A Blog by the Editor of The Middle East Journal

Putting Middle Eastern Events in Cultural and Historical Context

Wednesday, July 13, 2016

NYT Updates the Ongoing Gilles Kepel vs Olivier Roy Feud: The Debate in France over the Nature of Islamic Radicalism

Gilles Kepel
This week The New York Times offered a piece on the increasingly bitter personal feud between France's two best-known experts on Jihadist Islam. .
It's a fight that erupted late last year after the Paris terrorist attacks and that has grown increasingly heated, with two longtime scholar-experts and onetime friends resorting to names like "ignoramus." I've started to write about this particularly Gallic intellectual feud between Olivier Roy and Gilles Kepel more than once but my surgery delayed the post so I'll use the NYT article as an excuse..

While the US Presidential campaign spouts a lot of ill-informed rhetoric about the dangers of radical Islam, real or imagined, France, which has had much first-hand experience, is also witnessing a debate over the nature of Islamic radicalism. The difference is that the main proponents on each side actually know what they are talking about. In fact, they have long dominated the conversation.

Olivier Roy
When it comes to the study of political Islamic movements, radical and otherwise, Gilles Kepel and Olivier Roy have dominated the field in France, and arguably in Europe, for decades. Both were once fixtures at Sciences-Po in Paris, though Roy is now at the European University Institute in Florence. And many of he best of the younger generation of specialists in political Islam and jihadism came out of Sciences-Po had studied under one or both. (Off the top of my head, Jean-Pierre Filiu, Stephane Lacroix, and Thomas Hegghammer, but there are many more.)

For those who don't read French, the NYT piece provides a short introduction, as does this Washington Post column. 
Subscribers to The Chronicle of Higher Education will find a good summary behind a paywall here.

If you read French, however, you might as well go to the source. Last November, in the wake of the Paris terror attacks, Roy published an article in Le Monde called "Olivier Roy: « Le djihadisme est une révolte générationnelle et nihiliste »."

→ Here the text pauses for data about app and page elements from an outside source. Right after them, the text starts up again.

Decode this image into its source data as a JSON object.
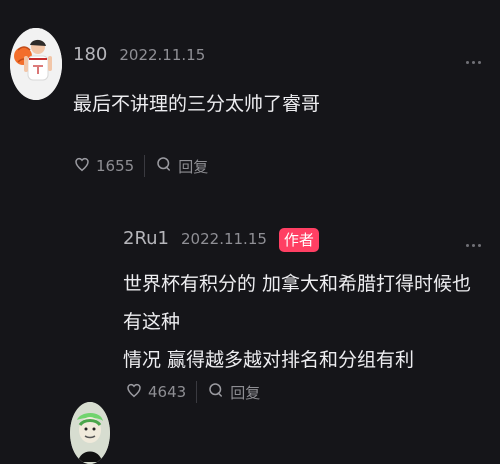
{
  "comments": [
    {
      "username": "180",
      "date": "2022.11.15",
      "text": "最后不讲理的三分太帅了睿哥",
      "likes": "1655",
      "reply_label": "回复",
      "avatar": "basketball-player-avatar",
      "more": "more-icon"
    },
    {
      "username": "2Ru1",
      "date": "2022.11.15",
      "badge": "作者",
      "text_line_1": "世界杯有积分的 加拿大和希腊打得时候也有这种",
      "text_line_2": "情况 赢得越多越对排名和分组有利",
      "likes": "4643",
      "reply_label": "回复",
      "avatar": "cartoon-avatar",
      "more": "more-icon"
    }
  ]
}
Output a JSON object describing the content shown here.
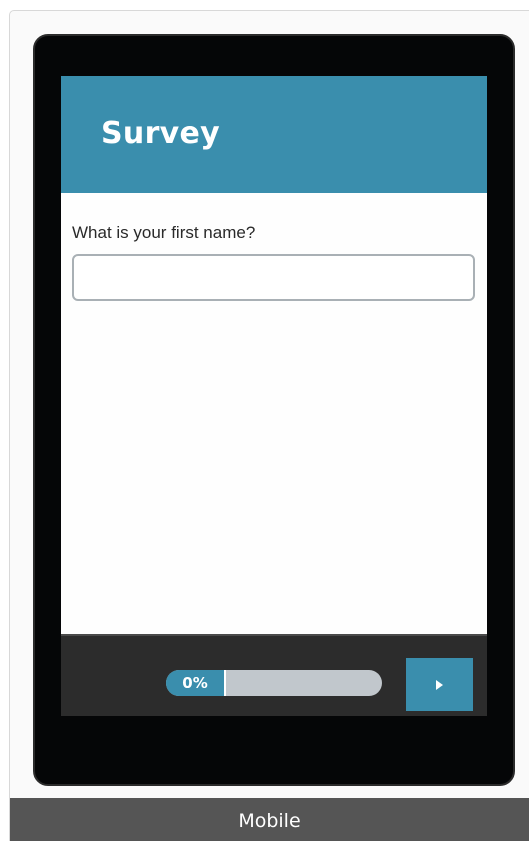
{
  "survey": {
    "title": "Survey",
    "question": "What is your first name?",
    "answer_value": "",
    "answer_placeholder": ""
  },
  "footer": {
    "progress_percent": 0,
    "progress_label": "0%",
    "next_icon": "play-arrow-icon"
  },
  "caption": {
    "label": "Mobile"
  },
  "colors": {
    "accent": "#3a8ead",
    "device": "#050607",
    "footer": "#2c2c2c",
    "progress_track": "#c1c7cc",
    "caption": "#555555"
  }
}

His argument, oversimplified of course from its Gallic precision, is that the radicalized Muslims of the Paris suburbs are not really motivated by religion but by nihilism and anarchism, and that Islam is a rationalizing overlay, or, in Roy's aphoristic summary, "the Islamization of radicalism."

By December, Gilles Kepel was taking exception in articles such as this interview in the conservative Le Figaro: "Gilles Kepel: «L'objectif de l'État islamique ? Déclencher une guerre civile en France»." An English summary of the objections to Roy can be found in this piece by Francois Burgat. Kepel and his supporters take a more  traditional approach, seeing  European Islamists more traditionally, as radicalized Islamists.

After the Brussels attacks, Kepel emphasized his views:'"Molenbeek français': la mise au point de Gilles Kepel." Roy reiterated his views in other articles, and in March Kepel struck back with a provocatively titled article in Libération: "«Radicalisations» et «islamophobie»: le roi est nu."
"Le roi est nu," or "The king is naked," is an obvious pun (roi/Roy) on Olivier Roy's name.

And that only brings the back-and-forth up to March. The rhetoric has gotten increasingly personal.

Now, while I am generally familiar with the literature on Jihadism, I am no expert, and certainly not in a league with Gilles Kepel and Olivier Roy, nor have I studied radical Islam in Europe, as both men have.  As a historian rather than a political scientist, I tend to be skeptical of theory and rigid structural analysis, and I tend to be pragmatic. From that perspective, the difference between "the Islamization of radicalism" and "the radicalization of Islam" seems to be the question of which you address first. But it also seems that both Islam and a nihilistic desperation play a role. Do we really need a Manichean dichotomy, a zero-sum construct where either one formula or the other is sacrosanct? or could we learn more from reading both Kepel and Roy?

But what do I know? I'm not even French.

1 comment:

John T. said...

Thanks for this and your other posts.

Your blog continues to be a rich source of information on a wide range of topics --language, history, politics to name just a few.

The breadth of issues you cover and the analysis you bring to bear are truly remarkable.